FabricPath is a technology which combines the benefits of Routing protocols, here will be Intermediate-System-to-Intermediate-System (IS-IS), and Layer 2 Network Ethernet environments.
To list some of FabricPath advantages:
- MAC Address scalability by Conversational Learning
- No spanning-tree anymore, hurray! Each switch will have its own view of Layer 2 topology and calculates the L2 topology using SPF calculation.
- Equal cost multipath forwarding for Unicast Layer 2 traffic!
- Makes any kind of topology possible!
- Configuration/Administration is not a hassle anymore
- Loop prevention/mitigation by having a TTL field in the frames
We can refer to FabricPath as “Routing MAC Addresses” or “Layer 2 over Layer 3”, but it doesn’t mean that FabricPath ports have an IP Address! In a FabricPath topology, each device is dynamically assigned a “switch-id” via Dynamic Resource Allocation Protocol (DRAP), and L2 forwarding table is populated based on reachability to each switch-id.
Function types in FabricPath
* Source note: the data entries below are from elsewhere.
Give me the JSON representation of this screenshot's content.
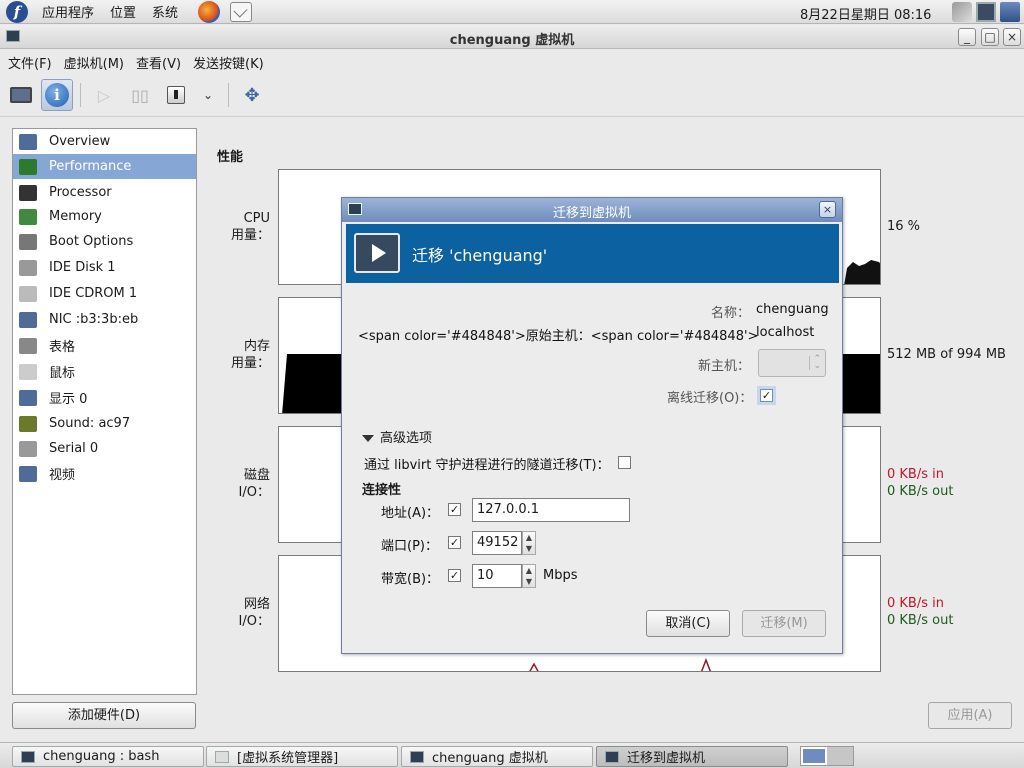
{
  "top_panel": {
    "menus": [
      "应用程序",
      "位置",
      "系统"
    ],
    "clock": "8月22日星期日 08:16"
  },
  "window": {
    "title": "chenguang 虚拟机",
    "menu": [
      "文件(F)",
      "虚拟机(M)",
      "查看(V)",
      "发送按键(K)"
    ],
    "min": "_",
    "max": "□",
    "close": "×"
  },
  "sidebar": {
    "items": [
      {
        "label": "Overview",
        "icon": "monitor-icon",
        "color": "#4f6b97"
      },
      {
        "label": "Performance",
        "icon": "chart-icon",
        "color": "#2c7a2c"
      },
      {
        "label": "Processor",
        "icon": "chip-icon",
        "color": "#333333"
      },
      {
        "label": "Memory",
        "icon": "memory-icon",
        "color": "#3f8a3f"
      },
      {
        "label": "Boot Options",
        "icon": "gear-icon",
        "color": "#777777"
      },
      {
        "label": "IDE Disk 1",
        "icon": "disk-icon",
        "color": "#999999"
      },
      {
        "label": "IDE CDROM 1",
        "icon": "cdrom-icon",
        "color": "#bbbbbb"
      },
      {
        "label": "NIC :b3:3b:eb",
        "icon": "network-icon",
        "color": "#4f6b97"
      },
      {
        "label": "表格",
        "icon": "tablet-icon",
        "color": "#888888"
      },
      {
        "label": "鼠标",
        "icon": "mouse-icon",
        "color": "#cccccc"
      },
      {
        "label": "显示 0",
        "icon": "display-icon",
        "color": "#4f6b97"
      },
      {
        "label": "Sound: ac97",
        "icon": "sound-icon",
        "color": "#6a7a2a"
      },
      {
        "label": "Serial 0",
        "icon": "serial-icon",
        "color": "#999999"
      },
      {
        "label": "视频",
        "icon": "video-icon",
        "color": "#4f6b97"
      }
    ],
    "add_hardware": "添加硬件(D)"
  },
  "performance": {
    "title": "性能",
    "cpu": {
      "label1": "CPU",
      "label2": "用量：",
      "value": "16 %"
    },
    "memory": {
      "label1": "内存",
      "label2": "用量：",
      "value": "512 MB of 994 MB"
    },
    "disk": {
      "label1": "磁盘",
      "label2": "I/O：",
      "in": "0 KB/s in",
      "out": "0 KB/s out"
    },
    "network": {
      "label1": "网络",
      "label2": "I/O：",
      "in": "0 KB/s in",
      "out": "0 KB/s out"
    },
    "apply": "应用(A)"
  },
  "dialog": {
    "title": "迁移到虚拟机",
    "close": "×",
    "banner": "迁移 'chenguang'",
    "name_label": "名称：",
    "name_value": "chenguang",
    "orig_label": "<span color='#484848'>原始主机：<span color='#484848'>",
    "orig_value": "localhost",
    "new_host_label": "新主机：",
    "offline_label": "离线迁移(O)：",
    "offline_checked": "✓",
    "advanced": "高级选项",
    "tunnel_label": "通过 libvirt 守护进程进行的隧道迁移(T)：",
    "connectivity": "连接性",
    "address_label": "地址(A)：",
    "address_checked": "✓",
    "address_value": "127.0.0.1",
    "port_label": "端口(P)：",
    "port_checked": "✓",
    "port_value": "49152",
    "bandwidth_label": "带宽(B)：",
    "bandwidth_checked": "✓",
    "bandwidth_value": "10",
    "bandwidth_unit": "Mbps",
    "cancel": "取消(C)",
    "migrate": "迁移(M)"
  },
  "taskbar": {
    "tasks": [
      {
        "label": "chenguang : bash",
        "icon": "terminal-icon"
      },
      {
        "label": "[虚拟系统管理器]",
        "icon": "vm-manager-icon"
      },
      {
        "label": "chenguang 虚拟机",
        "icon": "vm-icon"
      },
      {
        "label": "迁移到虚拟机",
        "icon": "migrate-icon"
      }
    ]
  }
}
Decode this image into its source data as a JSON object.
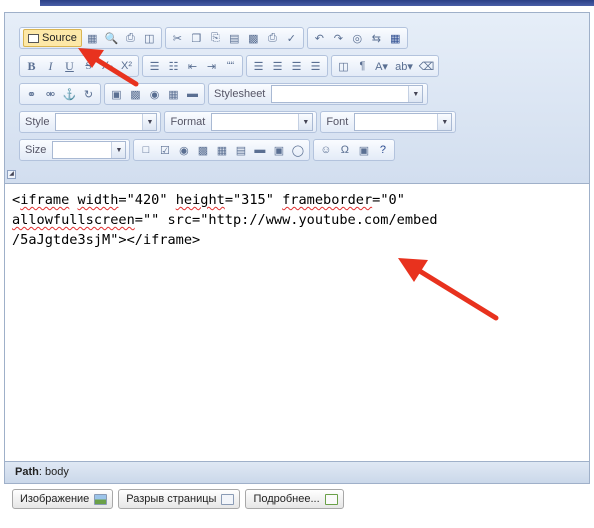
{
  "toolbar": {
    "source_label": "Source",
    "stylesheet_label": "Stylesheet",
    "style_label": "Style",
    "format_label": "Format",
    "font_label": "Font",
    "size_label": "Size",
    "symbols": {
      "bold": "B",
      "italic": "I",
      "underline": "U",
      "strike": "S",
      "subscript": "X₂",
      "superscript": "X²",
      "omega": "Ω",
      "help": "?",
      "blockquote": "““"
    }
  },
  "editor": {
    "source_lines": [
      {
        "parts": [
          "<",
          "iframe",
          " ",
          "width",
          "=\"420\" ",
          "height",
          "=\"315\" ",
          "frameborder",
          "=\"0\""
        ]
      },
      {
        "parts": [
          "allowfullscreen",
          "=\"\" src=\"http://www.youtube.com/embed"
        ]
      },
      {
        "parts": [
          "/5aJgtde3sjM\"></iframe>"
        ]
      }
    ]
  },
  "pathbar": {
    "label": "Path",
    "value": "body"
  },
  "bottom_buttons": [
    {
      "label": "Изображение"
    },
    {
      "label": "Разрыв страницы"
    },
    {
      "label": "Подробнее..."
    }
  ],
  "colors": {
    "arrow": "#e8321e",
    "toolbar_bg": "#dbe5f3",
    "source_highlight": "#fde8a8"
  }
}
- Leaf: This is where Classic Ethernet devices are connected to. It’s the point of “MAC to switch-id” mapping. Traffic is looked up in the L2 forwarding table and then encapsulated into a MAC-in-MAC frame whose destination switch-id is the switch which the destination host is connected to. FabricPath is only supported on Cisco Nexus 5500 with NX-OS 5.1(3)N1(1) and higher as the edge (access) device in FabricPath topology.
- Spine: Cisco Nexus 7000 is supported as the aggregation device in FabricPath topology with NX-OS 5.1(1) and higher, but only based on F1 line cards. Layer 3 forwarding could be gained by adding M1 series cards.